_Task material_
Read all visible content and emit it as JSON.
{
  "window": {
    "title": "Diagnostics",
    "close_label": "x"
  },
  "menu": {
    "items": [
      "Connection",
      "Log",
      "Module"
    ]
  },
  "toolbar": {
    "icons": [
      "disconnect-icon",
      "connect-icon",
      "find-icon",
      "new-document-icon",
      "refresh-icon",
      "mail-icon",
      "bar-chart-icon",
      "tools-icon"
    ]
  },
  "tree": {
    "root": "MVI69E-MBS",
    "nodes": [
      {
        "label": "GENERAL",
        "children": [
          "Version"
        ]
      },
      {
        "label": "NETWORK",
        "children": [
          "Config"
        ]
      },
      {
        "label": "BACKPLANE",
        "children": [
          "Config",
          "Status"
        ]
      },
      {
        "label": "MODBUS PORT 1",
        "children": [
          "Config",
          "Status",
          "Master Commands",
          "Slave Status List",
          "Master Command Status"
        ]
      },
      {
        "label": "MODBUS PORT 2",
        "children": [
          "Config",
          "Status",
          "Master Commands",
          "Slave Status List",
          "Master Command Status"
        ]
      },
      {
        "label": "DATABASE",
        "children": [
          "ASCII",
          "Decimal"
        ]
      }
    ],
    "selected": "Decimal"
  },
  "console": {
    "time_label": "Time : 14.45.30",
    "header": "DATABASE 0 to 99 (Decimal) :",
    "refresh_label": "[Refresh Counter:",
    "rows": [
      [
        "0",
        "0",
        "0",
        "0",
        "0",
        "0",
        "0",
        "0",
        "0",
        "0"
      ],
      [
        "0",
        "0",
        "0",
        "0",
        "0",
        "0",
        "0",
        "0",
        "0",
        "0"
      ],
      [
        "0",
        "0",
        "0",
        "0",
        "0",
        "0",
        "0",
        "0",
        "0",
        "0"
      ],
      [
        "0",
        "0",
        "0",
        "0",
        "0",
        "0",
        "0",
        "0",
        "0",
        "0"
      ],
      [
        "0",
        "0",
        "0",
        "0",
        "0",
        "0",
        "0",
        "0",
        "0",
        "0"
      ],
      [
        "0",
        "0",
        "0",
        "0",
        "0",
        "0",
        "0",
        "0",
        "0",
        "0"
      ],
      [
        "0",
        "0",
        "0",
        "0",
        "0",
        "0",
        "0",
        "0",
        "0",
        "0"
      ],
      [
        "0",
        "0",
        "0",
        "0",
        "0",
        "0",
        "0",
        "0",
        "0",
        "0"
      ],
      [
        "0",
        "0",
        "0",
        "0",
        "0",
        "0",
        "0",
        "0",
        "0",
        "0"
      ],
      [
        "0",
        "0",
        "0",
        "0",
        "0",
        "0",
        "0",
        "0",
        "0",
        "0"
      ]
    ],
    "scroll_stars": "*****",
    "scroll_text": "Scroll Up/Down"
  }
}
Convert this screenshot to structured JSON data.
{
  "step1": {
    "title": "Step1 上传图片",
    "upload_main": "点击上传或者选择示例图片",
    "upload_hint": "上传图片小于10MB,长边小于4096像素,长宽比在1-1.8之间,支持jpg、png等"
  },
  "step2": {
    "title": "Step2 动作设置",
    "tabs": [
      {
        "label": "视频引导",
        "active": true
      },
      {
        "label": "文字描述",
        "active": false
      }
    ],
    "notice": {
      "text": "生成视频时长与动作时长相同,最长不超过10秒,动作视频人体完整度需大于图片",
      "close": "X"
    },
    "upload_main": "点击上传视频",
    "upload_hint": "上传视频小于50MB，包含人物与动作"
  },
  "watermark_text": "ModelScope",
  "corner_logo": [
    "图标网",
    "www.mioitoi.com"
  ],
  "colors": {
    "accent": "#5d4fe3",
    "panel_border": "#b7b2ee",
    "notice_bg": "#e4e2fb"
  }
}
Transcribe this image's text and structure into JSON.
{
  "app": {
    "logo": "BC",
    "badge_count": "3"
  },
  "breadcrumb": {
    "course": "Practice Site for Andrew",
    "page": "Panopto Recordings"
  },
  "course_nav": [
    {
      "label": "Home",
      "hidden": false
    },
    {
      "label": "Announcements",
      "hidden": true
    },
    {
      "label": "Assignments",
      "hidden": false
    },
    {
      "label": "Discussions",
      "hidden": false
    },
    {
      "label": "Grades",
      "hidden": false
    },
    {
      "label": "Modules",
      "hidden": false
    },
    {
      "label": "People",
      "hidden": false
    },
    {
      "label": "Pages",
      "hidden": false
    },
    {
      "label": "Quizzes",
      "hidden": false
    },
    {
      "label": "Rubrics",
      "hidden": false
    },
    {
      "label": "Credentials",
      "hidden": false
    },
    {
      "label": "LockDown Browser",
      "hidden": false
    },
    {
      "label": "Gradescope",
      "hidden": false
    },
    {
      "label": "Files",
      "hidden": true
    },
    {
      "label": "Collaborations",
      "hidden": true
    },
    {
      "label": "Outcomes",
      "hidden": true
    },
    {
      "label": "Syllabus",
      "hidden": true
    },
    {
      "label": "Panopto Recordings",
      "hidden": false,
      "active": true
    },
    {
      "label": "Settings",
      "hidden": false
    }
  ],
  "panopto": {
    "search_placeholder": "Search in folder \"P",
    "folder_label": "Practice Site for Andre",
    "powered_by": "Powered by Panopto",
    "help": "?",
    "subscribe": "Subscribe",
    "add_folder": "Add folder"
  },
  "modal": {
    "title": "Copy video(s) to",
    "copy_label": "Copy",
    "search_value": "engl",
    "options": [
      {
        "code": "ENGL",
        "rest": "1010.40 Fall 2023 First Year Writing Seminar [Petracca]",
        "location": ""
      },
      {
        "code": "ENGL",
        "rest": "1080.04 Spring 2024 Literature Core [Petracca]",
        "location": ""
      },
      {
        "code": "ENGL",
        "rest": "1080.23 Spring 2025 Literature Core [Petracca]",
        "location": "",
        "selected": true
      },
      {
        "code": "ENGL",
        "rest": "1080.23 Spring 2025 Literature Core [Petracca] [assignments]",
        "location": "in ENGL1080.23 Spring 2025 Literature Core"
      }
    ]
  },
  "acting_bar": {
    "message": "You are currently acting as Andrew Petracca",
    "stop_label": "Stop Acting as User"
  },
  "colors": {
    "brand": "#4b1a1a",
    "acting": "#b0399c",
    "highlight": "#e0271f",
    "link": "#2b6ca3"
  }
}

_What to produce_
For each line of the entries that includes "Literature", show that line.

_Finished task_
        "rest": "1080.04 Spring 2024 Literature Core [Petracca]",
        "rest": "1080.23 Spring 2025 Literature Core [Petracca]",
        "rest": "1080.23 Spring 2025 Literature Core [Petracca] [assignments]",
        "location": "in ENGL1080.23 Spring 2025 Literature Core"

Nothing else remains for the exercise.